◆ Task description: Line count for "Usability": give the number of lines in the records below that hold it, and nothing else.

***

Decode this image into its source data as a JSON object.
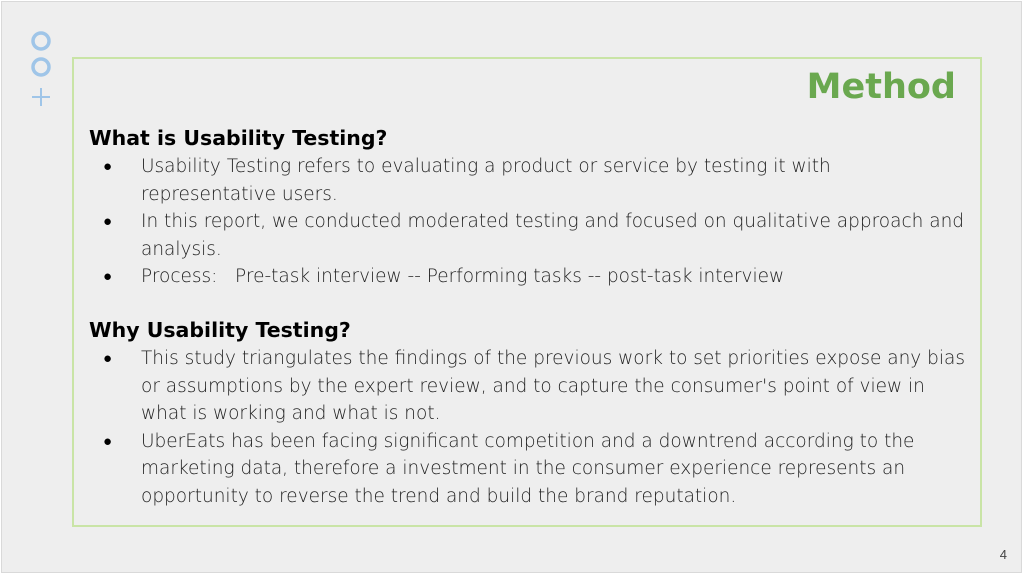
{
  "slide": {
    "title": "Method",
    "page_number": "4",
    "accent_color": "#6aa84f",
    "border_color": "#c9e4a6",
    "decoration_color": "#9fc5e8"
  },
  "sections": [
    {
      "heading": "What is Usability Testing?",
      "bullets": [
        "Usability Testing refers to evaluating a product or service by testing it with representative users.",
        "In this report, we conducted moderated testing and focused on qualitative approach and analysis.",
        "Process:   Pre-task interview -- Performing tasks -- post-task interview"
      ]
    },
    {
      "heading": "Why Usability Testing?",
      "bullets": [
        "This study triangulates the findings of the previous work to set priorities expose any bias or assumptions by the expert review, and to capture the consumer's point of view in what is working and what is not.",
        "UberEats has been facing significant competition and a downtrend according to the marketing data, therefore a investment in the consumer experience represents an opportunity to reverse the trend and build the brand reputation."
      ]
    }
  ]
}
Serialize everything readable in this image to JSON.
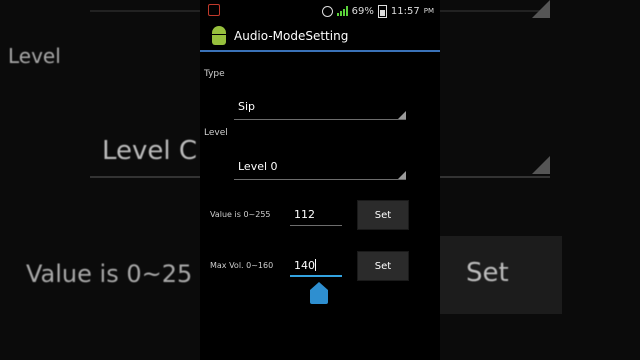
{
  "background": {
    "text_1": "Level",
    "text_2": "Level C",
    "text_3": "Value is 0~25",
    "text_4": "Set"
  },
  "status_bar": {
    "battery": "69%",
    "time": "11:57",
    "ampm": "PM"
  },
  "app": {
    "title": "Audio-ModeSetting"
  },
  "form": {
    "type_label": "Type",
    "type_value": "Sip",
    "level_label": "Level",
    "level_value": "Level 0",
    "value_label": "Value is 0~255",
    "value_input": "112",
    "value_set_label": "Set",
    "maxvol_label": "Max Vol. 0~160",
    "maxvol_input": "140",
    "maxvol_set_label": "Set"
  },
  "colors": {
    "accent": "#33a3e0",
    "title_underline": "#3a72b8",
    "signal": "#5bd33b"
  }
}
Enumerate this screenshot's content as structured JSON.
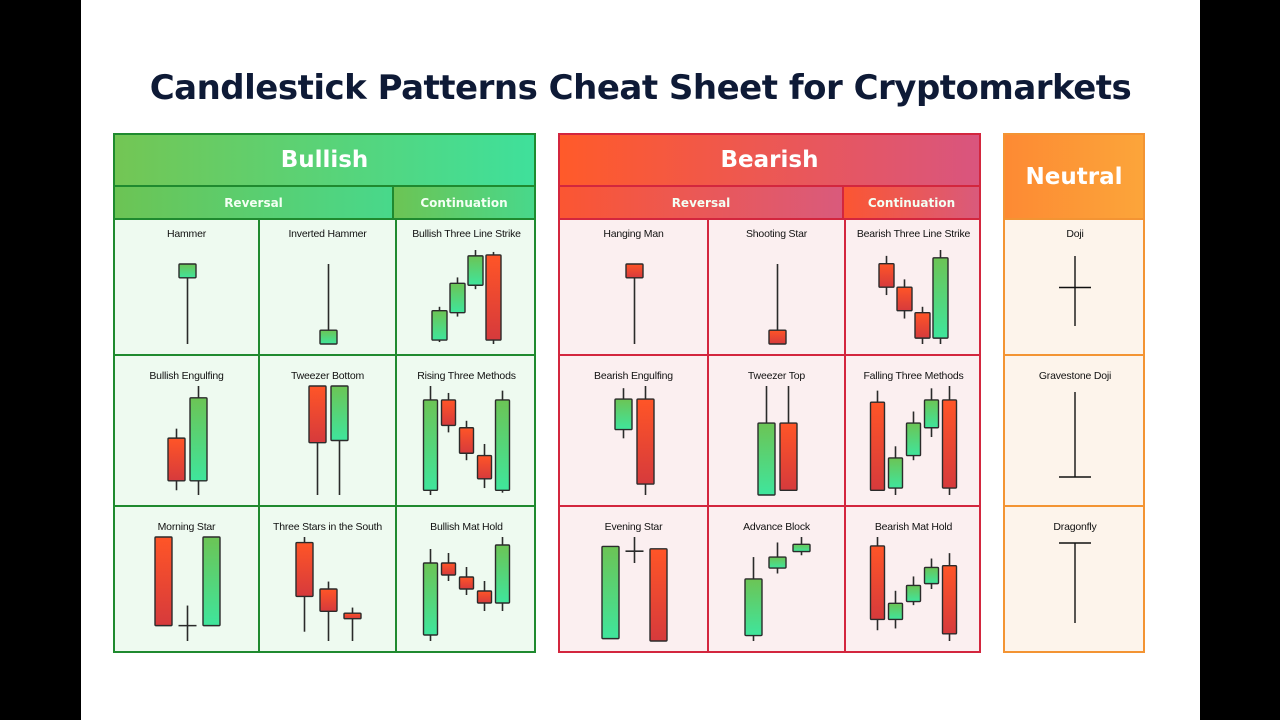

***

◆ Your solution: 3